Directions — Once you have read the data below, print all of it exactly.

Extracted records:
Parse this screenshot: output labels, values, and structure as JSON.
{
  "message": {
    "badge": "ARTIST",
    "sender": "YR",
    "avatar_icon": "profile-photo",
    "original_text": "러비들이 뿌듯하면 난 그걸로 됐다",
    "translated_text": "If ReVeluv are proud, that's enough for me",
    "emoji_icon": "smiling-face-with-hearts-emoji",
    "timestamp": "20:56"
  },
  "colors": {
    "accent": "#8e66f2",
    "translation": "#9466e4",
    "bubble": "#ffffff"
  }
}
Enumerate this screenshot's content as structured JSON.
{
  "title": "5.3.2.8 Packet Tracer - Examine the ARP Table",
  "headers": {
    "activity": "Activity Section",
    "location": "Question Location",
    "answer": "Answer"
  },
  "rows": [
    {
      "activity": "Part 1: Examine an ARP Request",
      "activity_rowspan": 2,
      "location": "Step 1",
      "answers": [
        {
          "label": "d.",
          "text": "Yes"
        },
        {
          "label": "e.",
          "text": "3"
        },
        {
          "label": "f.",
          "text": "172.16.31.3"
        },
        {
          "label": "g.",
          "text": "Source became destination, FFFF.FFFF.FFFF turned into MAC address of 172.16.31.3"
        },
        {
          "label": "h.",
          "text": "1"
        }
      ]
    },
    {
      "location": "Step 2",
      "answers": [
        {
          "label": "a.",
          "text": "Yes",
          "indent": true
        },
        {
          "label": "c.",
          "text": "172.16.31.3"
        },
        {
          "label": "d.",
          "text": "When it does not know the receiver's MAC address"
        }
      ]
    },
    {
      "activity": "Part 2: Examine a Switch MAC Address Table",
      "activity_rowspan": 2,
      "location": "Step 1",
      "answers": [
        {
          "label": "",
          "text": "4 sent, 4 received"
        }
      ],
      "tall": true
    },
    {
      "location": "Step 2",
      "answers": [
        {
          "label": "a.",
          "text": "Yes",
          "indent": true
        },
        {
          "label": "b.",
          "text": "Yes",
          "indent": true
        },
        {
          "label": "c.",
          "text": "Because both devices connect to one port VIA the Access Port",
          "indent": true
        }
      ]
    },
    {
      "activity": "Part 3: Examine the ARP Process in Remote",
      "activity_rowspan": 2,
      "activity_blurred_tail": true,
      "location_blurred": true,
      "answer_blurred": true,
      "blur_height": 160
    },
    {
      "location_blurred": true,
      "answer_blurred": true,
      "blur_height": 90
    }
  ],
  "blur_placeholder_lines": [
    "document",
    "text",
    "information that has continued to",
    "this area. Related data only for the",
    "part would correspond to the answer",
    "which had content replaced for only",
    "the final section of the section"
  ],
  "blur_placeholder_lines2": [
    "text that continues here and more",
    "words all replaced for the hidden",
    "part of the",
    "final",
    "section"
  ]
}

Written response —
Parse this screenshot: output labels, values, and structure as JSON.
{
  "message": {
    "badge": "ARTIST",
    "sender": "YR",
    "avatar_icon": "profile-photo",
    "original_text": "러비들이 뿌듯하면 난 그걸로 됐다",
    "translated_text": "If ReVeluv are proud, that's enough for me",
    "emoji_icon": "smiling-face-with-hearts-emoji",
    "timestamp": "20:56"
  },
  "colors": {
    "accent": "#8e66f2",
    "translation": "#9466e4",
    "bubble": "#ffffff"
  }
}
Enumerate this screenshot's content as structured JSON.
{
  "title": "5.3.2.8 Packet Tracer - Examine the ARP Table",
  "headers": {
    "activity": "Activity Section",
    "location": "Question Location",
    "answer": "Answer"
  },
  "rows": [
    {
      "activity": "Part 1: Examine an ARP Request",
      "activity_rowspan": 2,
      "location": "Step 1",
      "answers": [
        {
          "label": "d.",
          "text": "Yes"
        },
        {
          "label": "e.",
          "text": "3"
        },
        {
          "label": "f.",
          "text": "172.16.31.3"
        },
        {
          "label": "g.",
          "text": "Source became destination, FFFF.FFFF.FFFF turned into MAC address of 172.16.31.3"
        },
        {
          "label": "h.",
          "text": "1"
        }
      ]
    },
    {
      "location": "Step 2",
      "answers": [
        {
          "label": "a.",
          "text": "Yes",
          "indent": true
        },
        {
          "label": "c.",
          "text": "172.16.31.3"
        },
        {
          "label": "d.",
          "text": "When it does not know the receiver's MAC address"
        }
      ]
    },
    {
      "activity": "Part 2: Examine a Switch MAC Address Table",
      "activity_rowspan": 2,
      "location": "Step 1",
      "answers": [
        {
          "label": "",
          "text": "4 sent, 4 received"
        }
      ],
      "tall": true
    },
    {
      "location": "Step 2",
      "answers": [
        {
          "label": "a.",
          "text": "Yes",
          "indent": true
        },
        {
          "label": "b.",
          "text": "Yes",
          "indent": true
        },
        {
          "label": "c.",
          "text": "Because both devices connect to one port VIA the Access Port",
          "indent": true
        }
      ]
    },
    {
      "activity": "Part 3: Examine the ARP Process in Remote",
      "activity_rowspan": 2,
      "activity_blurred_tail": true,
      "location_blurred": true,
      "answer_blurred": true,
      "blur_height": 160
    },
    {
      "location_blurred": true,
      "answer_blurred": true,
      "blur_height": 90
    }
  ],
  "blur_placeholder_lines": [
    "document",
    "text",
    "information that has continued to",
    "this area. Related data only for the",
    "part would correspond to the answer",
    "which had content replaced for only",
    "the final section of the section"
  ],
  "blur_placeholder_lines2": [
    "text that continues here and more",
    "words all replaced for the hidden",
    "part of the",
    "final",
    "section"
  ]
}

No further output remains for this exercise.